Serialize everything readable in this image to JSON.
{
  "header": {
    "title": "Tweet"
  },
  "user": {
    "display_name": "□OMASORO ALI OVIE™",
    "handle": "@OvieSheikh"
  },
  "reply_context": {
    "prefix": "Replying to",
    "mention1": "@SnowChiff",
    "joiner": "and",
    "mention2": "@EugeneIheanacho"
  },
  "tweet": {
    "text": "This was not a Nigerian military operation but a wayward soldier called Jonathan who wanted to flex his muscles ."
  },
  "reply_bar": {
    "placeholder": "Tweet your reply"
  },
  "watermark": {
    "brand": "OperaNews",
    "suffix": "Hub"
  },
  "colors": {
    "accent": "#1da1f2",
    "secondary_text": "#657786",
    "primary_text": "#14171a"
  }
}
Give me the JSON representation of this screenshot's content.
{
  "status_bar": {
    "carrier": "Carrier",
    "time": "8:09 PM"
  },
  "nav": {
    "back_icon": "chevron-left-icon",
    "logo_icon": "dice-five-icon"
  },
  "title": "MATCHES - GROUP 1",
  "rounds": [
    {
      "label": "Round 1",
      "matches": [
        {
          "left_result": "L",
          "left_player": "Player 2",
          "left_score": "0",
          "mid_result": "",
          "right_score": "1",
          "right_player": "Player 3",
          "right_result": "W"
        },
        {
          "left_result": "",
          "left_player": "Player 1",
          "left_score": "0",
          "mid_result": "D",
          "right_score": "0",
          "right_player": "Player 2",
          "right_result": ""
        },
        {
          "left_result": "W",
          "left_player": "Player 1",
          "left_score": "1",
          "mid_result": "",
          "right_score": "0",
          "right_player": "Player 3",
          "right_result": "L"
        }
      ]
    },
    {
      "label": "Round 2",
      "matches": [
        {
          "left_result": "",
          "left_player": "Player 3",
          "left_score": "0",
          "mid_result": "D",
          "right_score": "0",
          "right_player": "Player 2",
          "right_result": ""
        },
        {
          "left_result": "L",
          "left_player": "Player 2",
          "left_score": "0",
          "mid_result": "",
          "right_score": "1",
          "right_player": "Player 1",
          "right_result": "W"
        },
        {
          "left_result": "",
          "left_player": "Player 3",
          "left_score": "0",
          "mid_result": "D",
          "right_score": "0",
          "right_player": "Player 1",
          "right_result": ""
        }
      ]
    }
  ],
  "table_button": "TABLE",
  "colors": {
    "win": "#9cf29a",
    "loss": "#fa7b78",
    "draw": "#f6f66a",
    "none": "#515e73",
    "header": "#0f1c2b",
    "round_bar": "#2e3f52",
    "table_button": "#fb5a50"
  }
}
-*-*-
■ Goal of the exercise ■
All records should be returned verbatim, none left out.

■ Expected answer ■
Serialize everything readable in this image to JSON.
{
  "header": {
    "title": "Tweet"
  },
  "user": {
    "display_name": "□OMASORO ALI OVIE™",
    "handle": "@OvieSheikh"
  },
  "reply_context": {
    "prefix": "Replying to",
    "mention1": "@SnowChiff",
    "joiner": "and",
    "mention2": "@EugeneIheanacho"
  },
  "tweet": {
    "text": "This was not a Nigerian military operation but a wayward soldier called Jonathan who wanted to flex his muscles ."
  },
  "reply_bar": {
    "placeholder": "Tweet your reply"
  },
  "watermark": {
    "brand": "OperaNews",
    "suffix": "Hub"
  },
  "colors": {
    "accent": "#1da1f2",
    "secondary_text": "#657786",
    "primary_text": "#14171a"
  }
}
Give me the JSON representation of this screenshot's content.
{
  "status_bar": {
    "carrier": "Carrier",
    "time": "8:09 PM"
  },
  "nav": {
    "back_icon": "chevron-left-icon",
    "logo_icon": "dice-five-icon"
  },
  "title": "MATCHES - GROUP 1",
  "rounds": [
    {
      "label": "Round 1",
      "matches": [
        {
          "left_result": "L",
          "left_player": "Player 2",
          "left_score": "0",
          "mid_result": "",
          "right_score": "1",
          "right_player": "Player 3",
          "right_result": "W"
        },
        {
          "left_result": "",
          "left_player": "Player 1",
          "left_score": "0",
          "mid_result": "D",
          "right_score": "0",
          "right_player": "Player 2",
          "right_result": ""
        },
        {
          "left_result": "W",
          "left_player": "Player 1",
          "left_score": "1",
          "mid_result": "",
          "right_score": "0",
          "right_player": "Player 3",
          "right_result": "L"
        }
      ]
    },
    {
      "label": "Round 2",
      "matches": [
        {
          "left_result": "",
          "left_player": "Player 3",
          "left_score": "0",
          "mid_result": "D",
          "right_score": "0",
          "right_player": "Player 2",
          "right_result": ""
        },
        {
          "left_result": "L",
          "left_player": "Player 2",
          "left_score": "0",
          "mid_result": "",
          "right_score": "1",
          "right_player": "Player 1",
          "right_result": "W"
        },
        {
          "left_result": "",
          "left_player": "Player 3",
          "left_score": "0",
          "mid_result": "D",
          "right_score": "0",
          "right_player": "Player 1",
          "right_result": ""
        }
      ]
    }
  ],
  "table_button": "TABLE",
  "colors": {
    "win": "#9cf29a",
    "loss": "#fa7b78",
    "draw": "#f6f66a",
    "none": "#515e73",
    "header": "#0f1c2b",
    "round_bar": "#2e3f52",
    "table_button": "#fb5a50"
  }
}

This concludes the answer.